This Earth Day, Make Cellphone Recycling Second Nature

This Earth Day, Make Cellphone Recycling Second Nature

The EPA estimates that there are 141 million mobile devices at end-of-life, but only 11.7 of those will be recycled.

Early cellphones allowed users to do two things: make calls and receive calls. Today, cellphones are multifunctional and essential to the way we live life: they keep us connected, entertained, informed, and organized.

But for all cellphones do for us, the relationship isn’t a long-term one and typically lasts only 24 months based on research from Recon Analytics. That’s one reason why 141 million mobile devices were ready for end-of-life management, according to the most recent figures from the U.S. EPA.

The problem is only 11.7 million—a paltry eight percent—of those mobile devices were collected for recycling, reports the U.S. EPA. Data security concerns and a lack of awareness about the available options likely contribute to this low recycling rate. When a new product launch turns a previously state-of-the-art cellphone into a paperweight, here’s how to recycle the old one.

Small device, big impact

As with other electronic devices, mobile phones rely on precious metals, copper, glass, plastic, and other materials to deliver the performance users expect. Extracting and processing these materials to manufacture cellphone components is energy-intensive and contributes to air and water pollution.

But recycling recovers these materials so they can be used in new products. The U.S. EPA estimates that recycling 1 million mobile phones reclaims 35,274 pounds of copper, 772 pounds of silver, 75 pounds of gold, and 33 pounds of palladium.

Unused, but not useless

Unwanted, but still working, devices and accessories can be traded in for cash or donated. Old cellphones can also be dropped off at a retailer, such as Best Buy, Office Depot, or Staples, or at a community electronics collection event for recycling, regardless of age or model.

Another option is to return the device to the cellphone manufacturer, service provider, or retailer. To participate in one of these take-back programs, visit the company’s website to learn more about their recycling services.

After phones are dropped off or mailed back, they are usually shipped to a recycling facility for inspection. Working devices will be refurbished and returned to service. Cellphones broken beyond repair will be taken apart and the reusable materials recovered and recycled.

Your phone, your identity

Mobile phones allow instant and unlimited access to personal and business information. A recent Pew Research Center’s Internet & American Life Project survey revealed that:

  • 80 percent of adult cellphone users send or receive text messages on their phones
  • 50 percent send or receive emails
  • 31 percent look for health or medical information online
  • 29 percent check bank account balances or engage in online banking

This data—contact lists, emails, texts, as well as bank account and credit card information—can lead to an increased risk of identity theft and consumer fraud if left intact on a discarded device.

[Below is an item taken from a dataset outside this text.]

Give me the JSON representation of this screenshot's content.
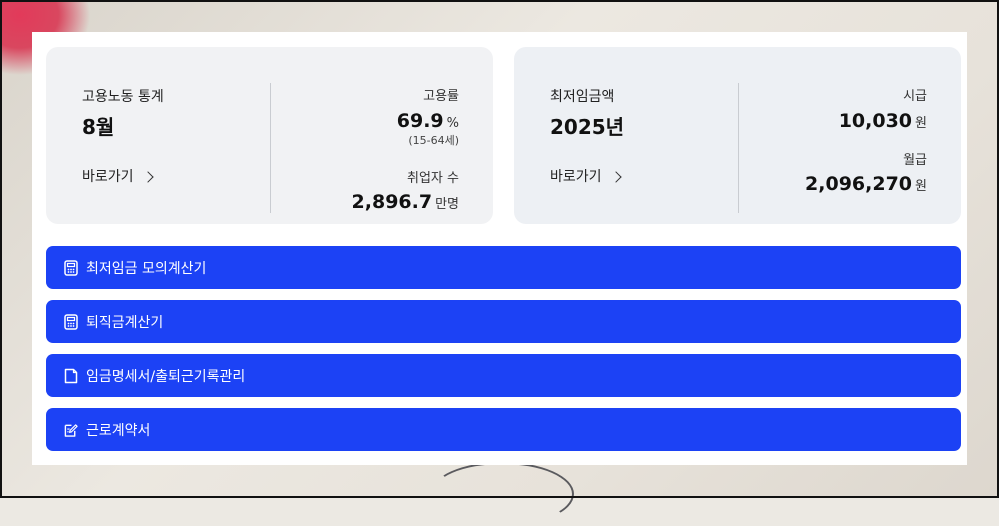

To reduce this risk, follow these steps prior to parting with your phone.

  • Backup the data you want to keep
  • Contact your wireless carrier to terminate your service
  • Delete stored information from the phone by following device-specific instructions
  • Remove the SIM card and shred it

For more information, contact your service provider or cellphone manufacturer. When cellphones are sent to certified electronics recyclers, such as Sims Recycling Solutions, special care is taken to ensure all data is destroyed.

Download Center

  • Monitoring and Reporting on Air Emissions for Regulators and the Real World

    When it comes to managing compliance and regulatory issues surrounding air emissions, there are no easy jobs. With interviews from practitioners from American Electric Power, Red Cedar Gathering, Trinity Consultants, and Cority, this eBook provides practical advice to advance your air emissions monitoring and reporting programs.

  • What Every EHS Professional Should Know About ESG

    Join experts from Arcadis and Cority on April 27th to learn the most common ESG reporting frameworks and how technology can help you improve reporting efficiency, identify areas for improvement, and create defensible audit trails.

  • Green Quadrant EHS Software 2021

    Read the new report by independent analyst firm, Verdantix, to get an unbiased comparison of the 22 most prominent EHS software vendors in the industry.

  • RFP Template for Waste Management Software

    Learn the essential questions to ask when evaluating waste management software solutions with this free, ready-to-use RFP template

  • 5 Keys to Best-in-Class Chemical Management

    Running a safe chemical program is challenging and complex: from knowing what's on-site to proper handling and disposal - all while navigating regulatory changes. Learn the best ways to mitigate chemical risk, get the most value out of your data, and gain buy-in for a chemical management solution.

Featured Webinar